Large = small, but small = large?

So, our most recent photography assignement was on aperture. You know that one that really confuses everyone. What we learned the night of our lesson is that photography light is measured in steps. There is actually some geometry involved in the calculation of the f-stops, but I certainly don't want to lose anybody with the explanation!

Aperture is a really cool setting on your camera once you realize what you can do with it. Aperture has to do with how wide the lens is open. With a wide open lens (or large aperture which is a small f-stop number), you can decrease the depth of field which gives you that blurred background which is amazing with portrait photography. With a small lens opening (or small aperture which is a large f-stop number), you can increase the depth of field which works well for landscape photography.

Here are a couple of examples from my 'homework':

Picture #1: this picture was shot at a shutter speed of 1/640s, ISO at 1600 and aperture at f/18. I used a high ISO number because I was under a roof and didn't want the flash to come on. This allowed enough light to come into the lens even though the aperture was small.

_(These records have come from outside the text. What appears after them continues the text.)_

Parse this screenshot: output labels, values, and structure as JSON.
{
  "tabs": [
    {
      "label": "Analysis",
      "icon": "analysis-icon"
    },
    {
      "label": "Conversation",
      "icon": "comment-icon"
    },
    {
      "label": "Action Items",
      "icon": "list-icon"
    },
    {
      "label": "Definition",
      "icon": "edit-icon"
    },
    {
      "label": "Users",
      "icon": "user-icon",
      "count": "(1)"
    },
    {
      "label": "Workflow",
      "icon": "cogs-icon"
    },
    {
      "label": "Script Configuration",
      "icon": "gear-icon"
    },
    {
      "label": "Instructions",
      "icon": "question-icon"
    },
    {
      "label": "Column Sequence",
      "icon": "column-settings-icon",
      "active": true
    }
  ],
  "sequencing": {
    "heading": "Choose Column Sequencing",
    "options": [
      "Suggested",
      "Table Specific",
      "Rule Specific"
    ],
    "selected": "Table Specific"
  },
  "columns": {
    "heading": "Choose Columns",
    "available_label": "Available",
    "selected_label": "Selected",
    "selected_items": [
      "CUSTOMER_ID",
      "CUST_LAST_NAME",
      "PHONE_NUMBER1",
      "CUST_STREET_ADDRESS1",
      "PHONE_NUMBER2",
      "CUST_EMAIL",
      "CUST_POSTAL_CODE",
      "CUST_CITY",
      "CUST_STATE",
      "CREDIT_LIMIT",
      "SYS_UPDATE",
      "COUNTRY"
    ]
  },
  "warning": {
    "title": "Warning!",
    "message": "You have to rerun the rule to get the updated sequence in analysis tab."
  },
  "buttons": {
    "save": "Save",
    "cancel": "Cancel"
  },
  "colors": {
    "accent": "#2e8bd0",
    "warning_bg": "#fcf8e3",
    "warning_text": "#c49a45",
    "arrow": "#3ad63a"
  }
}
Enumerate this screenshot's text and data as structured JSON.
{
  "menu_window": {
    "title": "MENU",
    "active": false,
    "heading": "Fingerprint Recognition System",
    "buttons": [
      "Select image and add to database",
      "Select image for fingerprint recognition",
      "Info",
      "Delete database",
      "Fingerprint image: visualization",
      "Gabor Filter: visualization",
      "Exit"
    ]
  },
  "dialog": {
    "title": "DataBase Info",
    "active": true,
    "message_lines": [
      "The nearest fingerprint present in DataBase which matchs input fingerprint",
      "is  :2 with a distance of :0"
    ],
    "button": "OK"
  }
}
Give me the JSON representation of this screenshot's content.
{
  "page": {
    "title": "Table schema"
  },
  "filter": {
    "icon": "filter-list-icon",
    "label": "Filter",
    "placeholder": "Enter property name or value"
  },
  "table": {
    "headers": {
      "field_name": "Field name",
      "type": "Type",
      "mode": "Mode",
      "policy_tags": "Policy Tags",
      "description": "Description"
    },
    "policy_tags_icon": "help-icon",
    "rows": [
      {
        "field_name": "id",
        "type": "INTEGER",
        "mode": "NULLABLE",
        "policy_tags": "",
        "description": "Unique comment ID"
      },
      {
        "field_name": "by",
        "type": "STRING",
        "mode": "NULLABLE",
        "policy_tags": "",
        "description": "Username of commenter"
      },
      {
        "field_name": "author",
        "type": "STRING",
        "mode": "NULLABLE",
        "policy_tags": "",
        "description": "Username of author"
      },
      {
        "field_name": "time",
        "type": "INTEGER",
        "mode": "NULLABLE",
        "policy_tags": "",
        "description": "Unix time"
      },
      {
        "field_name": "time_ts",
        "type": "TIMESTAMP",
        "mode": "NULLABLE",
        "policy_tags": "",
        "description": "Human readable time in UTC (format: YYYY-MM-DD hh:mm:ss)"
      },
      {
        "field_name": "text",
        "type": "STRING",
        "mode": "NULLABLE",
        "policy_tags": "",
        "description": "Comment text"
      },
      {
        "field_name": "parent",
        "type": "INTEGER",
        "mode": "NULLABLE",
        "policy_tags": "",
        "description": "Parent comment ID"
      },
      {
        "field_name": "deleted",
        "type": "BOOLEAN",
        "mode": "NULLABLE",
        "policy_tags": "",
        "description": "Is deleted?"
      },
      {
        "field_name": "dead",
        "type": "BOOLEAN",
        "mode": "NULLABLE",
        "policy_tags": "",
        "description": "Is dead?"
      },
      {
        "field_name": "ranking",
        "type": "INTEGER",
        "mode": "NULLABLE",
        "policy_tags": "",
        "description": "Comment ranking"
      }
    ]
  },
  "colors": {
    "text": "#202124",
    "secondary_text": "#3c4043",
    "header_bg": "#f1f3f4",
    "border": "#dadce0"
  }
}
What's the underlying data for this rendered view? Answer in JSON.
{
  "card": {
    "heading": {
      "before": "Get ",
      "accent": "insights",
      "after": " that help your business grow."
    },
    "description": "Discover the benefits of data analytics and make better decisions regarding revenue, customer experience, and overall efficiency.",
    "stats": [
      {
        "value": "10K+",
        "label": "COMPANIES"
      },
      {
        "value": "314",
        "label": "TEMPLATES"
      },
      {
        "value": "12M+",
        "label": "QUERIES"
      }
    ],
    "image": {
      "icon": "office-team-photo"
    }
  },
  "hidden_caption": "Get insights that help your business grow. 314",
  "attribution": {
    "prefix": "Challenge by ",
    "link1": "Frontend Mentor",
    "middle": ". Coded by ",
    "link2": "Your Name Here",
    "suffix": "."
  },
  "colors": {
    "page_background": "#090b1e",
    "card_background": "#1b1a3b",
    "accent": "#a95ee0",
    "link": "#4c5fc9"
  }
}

Notice how clear the background is in this picture.

Picture #2: this picture was shot at a shutter speed of 1/500s, ISO at 100, but with an aperture of f/4.5. Notice the difference between this picture and picture #1?

Picture #3: this picture was shot at a shutter speed of 1/250s, ISO at 100, and aperture of f/4.5. This picture is very similar in its effect as picture #2. Notice the settings of picture #2 and this one.

Picture #4: this picture was shot at a shutter speed of 1/8s, ISO at 100, and aperture of f/22. Notice the difference?

The great thing about digital is the ability to play around with settings, take as many pictures as you want, and not having to pay for film processing! Back when I was using film, I would never have taken as many pictures as I do today.

Are you ready to move your camera off of auto and give manual a try? Remember that large aperture = small number = decreases depth of field. Then on the other end, small aperture = large number = increases depth of field.

Let me know if you post pictures on your blog giving this a try! Happy picture taking!